And finally—I cannot go on too long—this mercy brings peace and harmony to men and women, who find their partners by divine mercy: “And among His signs is that He created mates for you from among yourselves, that you might find rest in them, and He established affection and mercy between you” (30.21). This, we are told in the commentary, is “an address to both men and women, telling of the manner in which God has extended His own Love and Mercy to them through the love and mercy that they manifest toward one another.” One could continue tracing "the Merciful" for a long time; God is invoked this way well over 100 times in the Quran (or so my counting in the index suggests).

The comments are, we are told, drawn from the 41 traditional commentaries listed at The Study Quran’s beginning. One thousand five hundred years of wisdom across the bottom of the page. Like most of you reading this, I cannot go and check those original sources for myself, but it seems that the illuminations of every word of every verse are rooted in the consensus of a long lineage of earlier readers. We do not read the Quran on its own, but with those who have gone before us. Is this not the Catholic faith, too?

And, as I have just shown, mention of the opening of the Holy Door of Mercy by Pope Francis, seen by him to be an act that will resonate with Jews and Muslims and believers in other traditions, has opened easily, smoothly, into these passages from across the Quran. The Study Quran makes it so very easy for us to meditate on God’s mercy, the reality that shames and extinguishes hatred among people of different faiths. In the same declaration I cited at the start of this post, Pope Francis makes an appeal for a Merciful Encounter among believers, the very opposite of fear and discrimination, hatred and violence against the outsider:

I trust that this Jubilee year celebrating the mercy of God will foster an encounter with these religions and with other noble religious traditions; may it open us to even more fervent dialogue so that we might know and understand one another better; may it eliminate every form of closed-mindedness and disrespect, and drive out every form of violence and discrimination.

Granted, his words do not, and my words certainly will not, suffice suddenly to change the reckless tone of our politics and extinguish the international infatuation with violence. Last night, I listened to a moving conversation at the Harvard Divinity School, with Pastor Dr. James Movel Wuye and Imam Dr. Muhammad Nurayn Ashafa, as part of the H.D.S. Religions and the Practice of Peace initiative. These courageous figures have opened doors to reconciliation between Muslims and Christians in Nigeria, and their work is more immediately important than the study we do. But learning, study, teaching are fundamental to living faith in any tradition, part of the human race’s spiritual DNA, essential to our survival in a world that spirals downward when ignorance prevails. Pray, study and act.

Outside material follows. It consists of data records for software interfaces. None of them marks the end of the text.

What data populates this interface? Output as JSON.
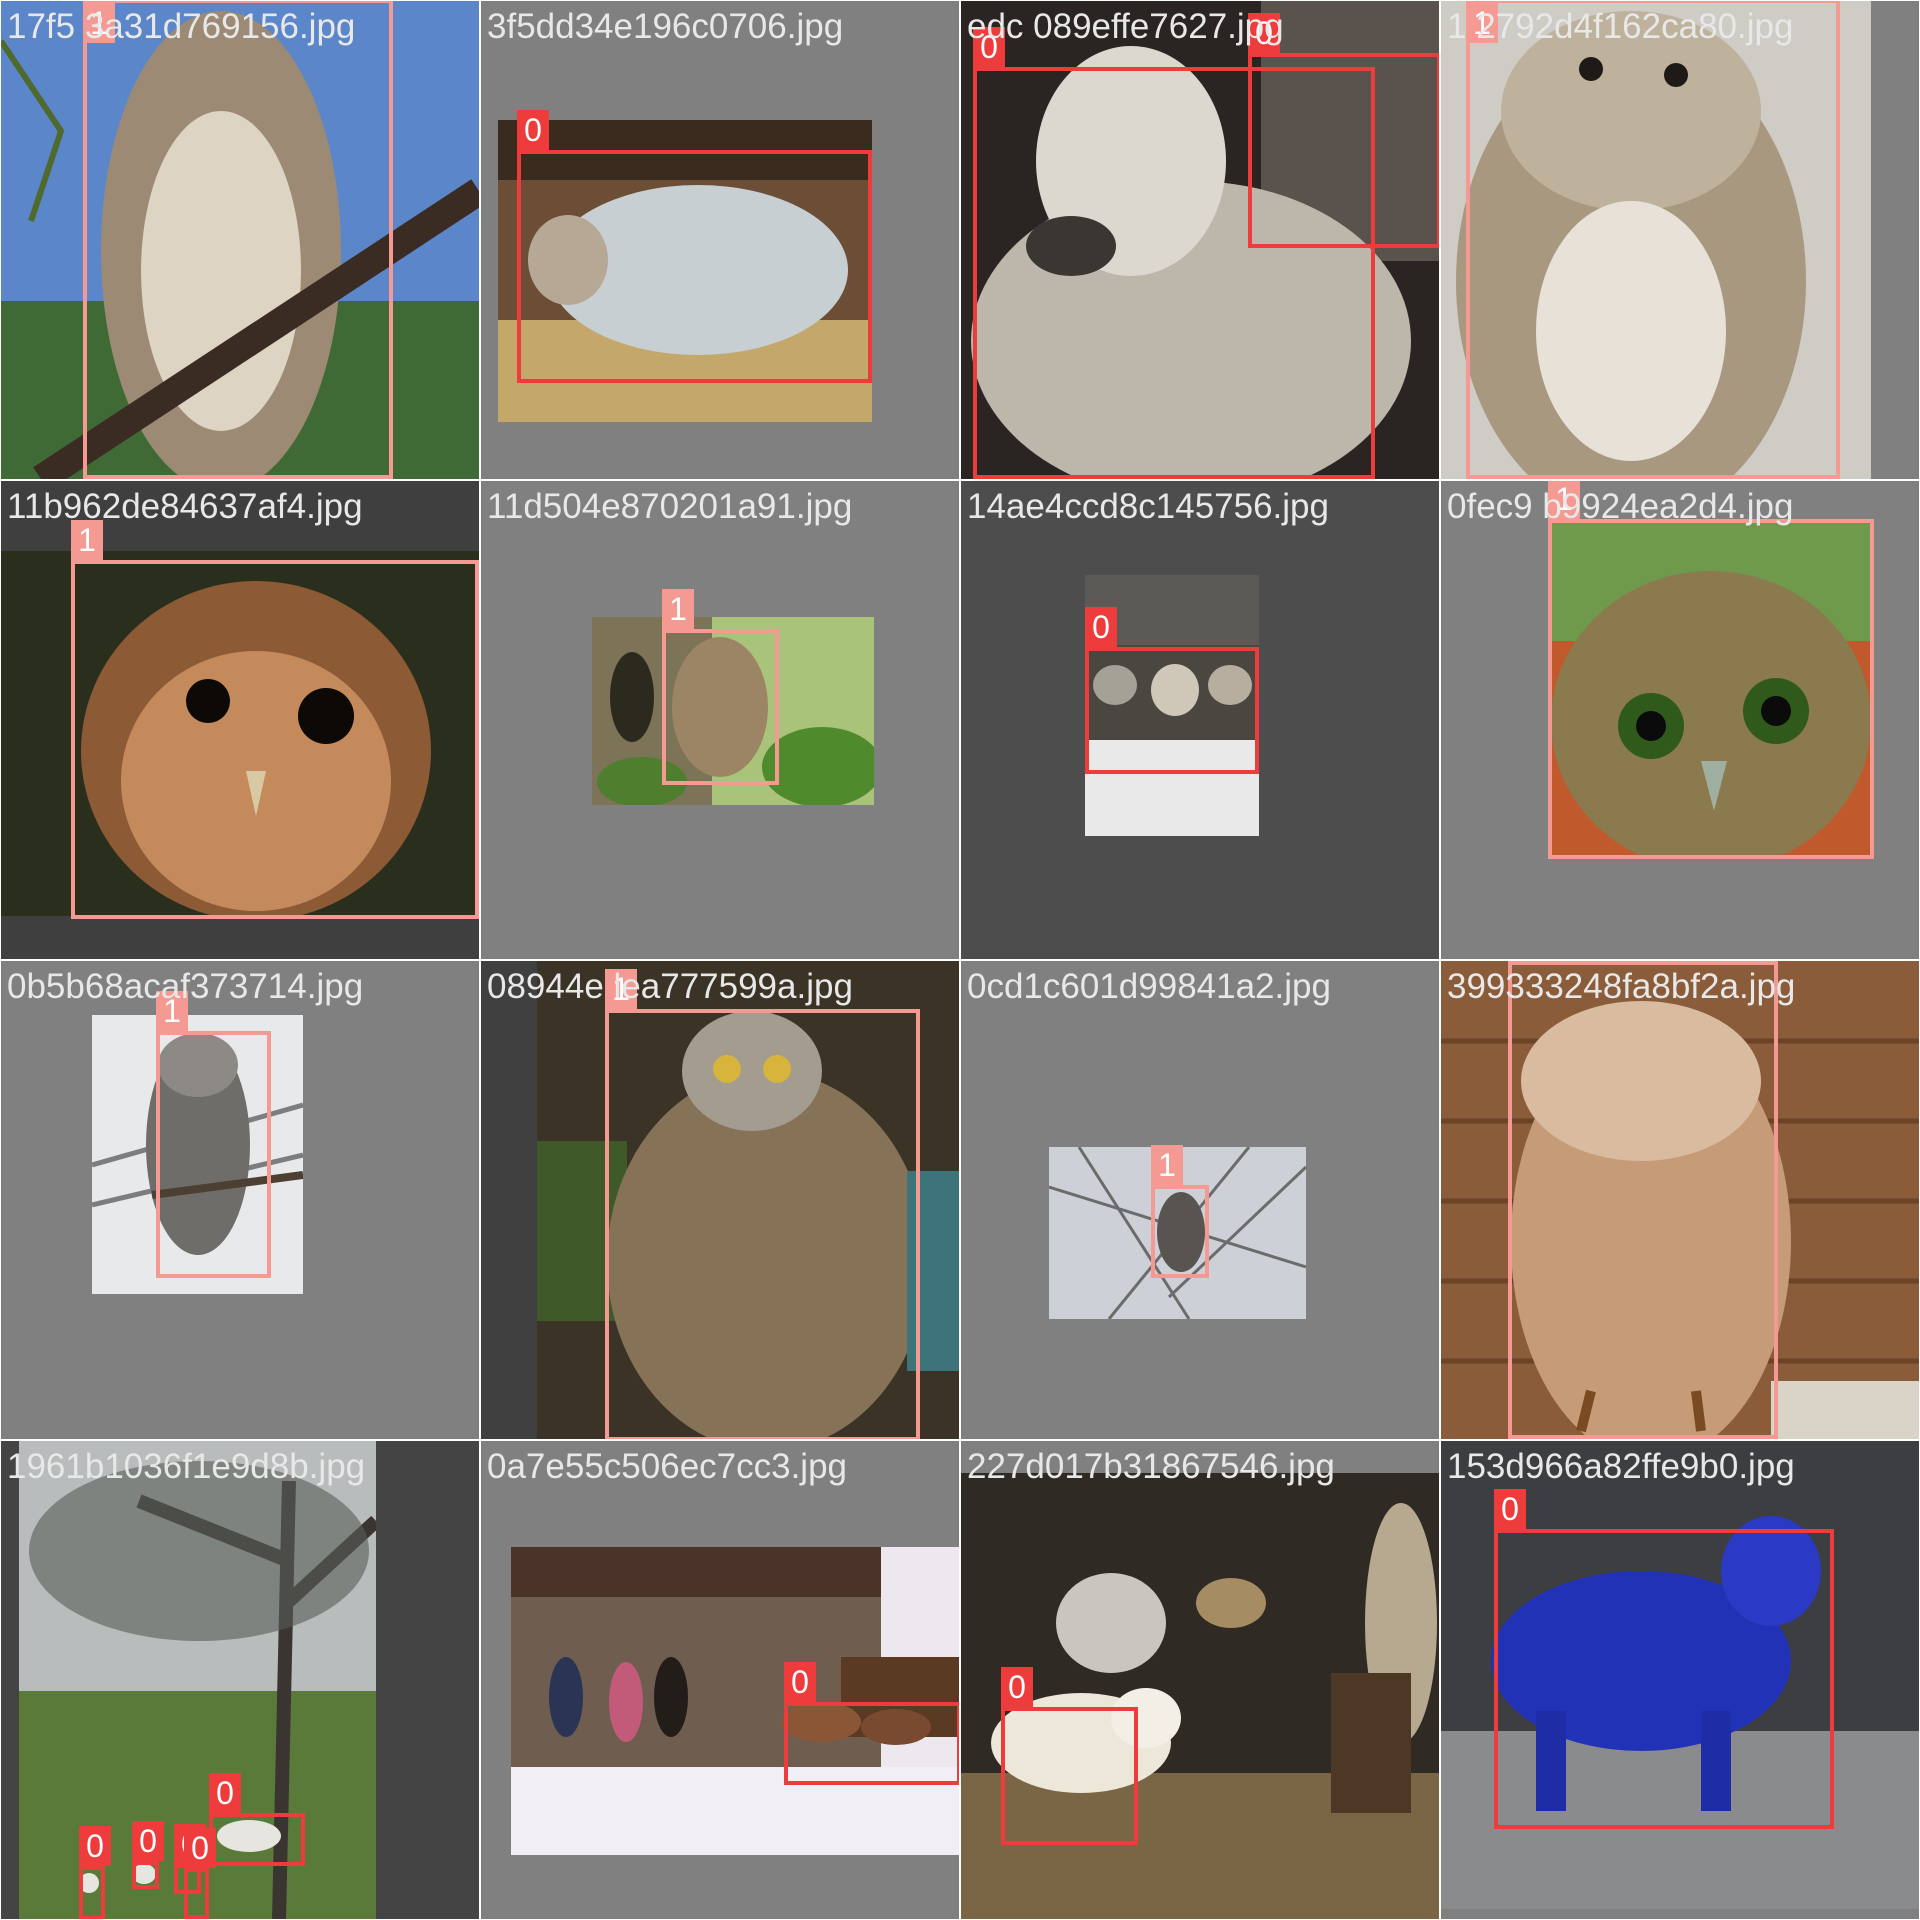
{
  "colors": {
    "class_0": "#ee3b3b",
    "class_1": "#f59a93",
    "label_text": "#ffffff",
    "filename_text": "#e8e8e8",
    "tile_background": "#808080"
  },
  "tiles": [
    {
      "filename": "17f5 3a31d769156.jpg",
      "subject": "tawny owl on branch",
      "labels": [
        "1"
      ]
    },
    {
      "filename": "3f5dd34e196c0706.jpg",
      "subject": "sheep in straw pen",
      "labels": [
        "0"
      ]
    },
    {
      "filename": "edc 089effe7627.jpg",
      "subject": "sheep face close-up",
      "labels": [
        "0",
        "0"
      ]
    },
    {
      "filename": "1 2792d4f162ca80.jpg",
      "subject": "striped owl",
      "labels": [
        "1"
      ]
    },
    {
      "filename": "11b962de84637af4.jpg",
      "subject": "tawny owl face",
      "labels": [
        "1"
      ]
    },
    {
      "filename": "11d504e870201a91.jpg",
      "subject": "owl in tree hollow",
      "labels": [
        "1"
      ]
    },
    {
      "filename": "14ae4ccd8c145756.jpg",
      "subject": "sheep flock in snow",
      "labels": [
        "0"
      ]
    },
    {
      "filename": "0fec9 b9924ea2d4.jpg",
      "subject": "screech owl green eyes",
      "labels": [
        "1"
      ]
    },
    {
      "filename": "0b5b68acaf373714.jpg",
      "subject": "barred owl in snow",
      "labels": [
        "1"
      ]
    },
    {
      "filename": "08944e lea777599a.jpg",
      "subject": "young eagle owl",
      "labels": [
        "1"
      ]
    },
    {
      "filename": "0cd1c601d99841a2.jpg",
      "subject": "owl in bare branches",
      "labels": [
        "1"
      ]
    },
    {
      "filename": "399333248fa8bf2a.jpg",
      "subject": "owl by brick wall",
      "labels": [
        "1"
      ]
    },
    {
      "filename": "1961b1036f1e9d8b.jpg",
      "subject": "sheep grazing under tree",
      "labels": [
        "0",
        "0",
        "0",
        "0",
        "0"
      ]
    },
    {
      "filename": "0a7e55c506ec7cc3.jpg",
      "subject": "people and sheep by stone barn",
      "labels": [
        "0"
      ]
    },
    {
      "filename": "227d017b31867546.jpg",
      "subject": "nativity scene sheep",
      "labels": [
        "0"
      ]
    },
    {
      "filename": "153d966a82ffe9b0.jpg",
      "subject": "blue sheep statue",
      "labels": [
        "0"
      ]
    }
  ]
}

(Note to readers: I haven’t forgotten my intention to offer reflections on Mary and Jesus, as seen through this Study Quran. But going slowly here, too, is a help, and in either the next post or the one thereafter, I will take up that theme.)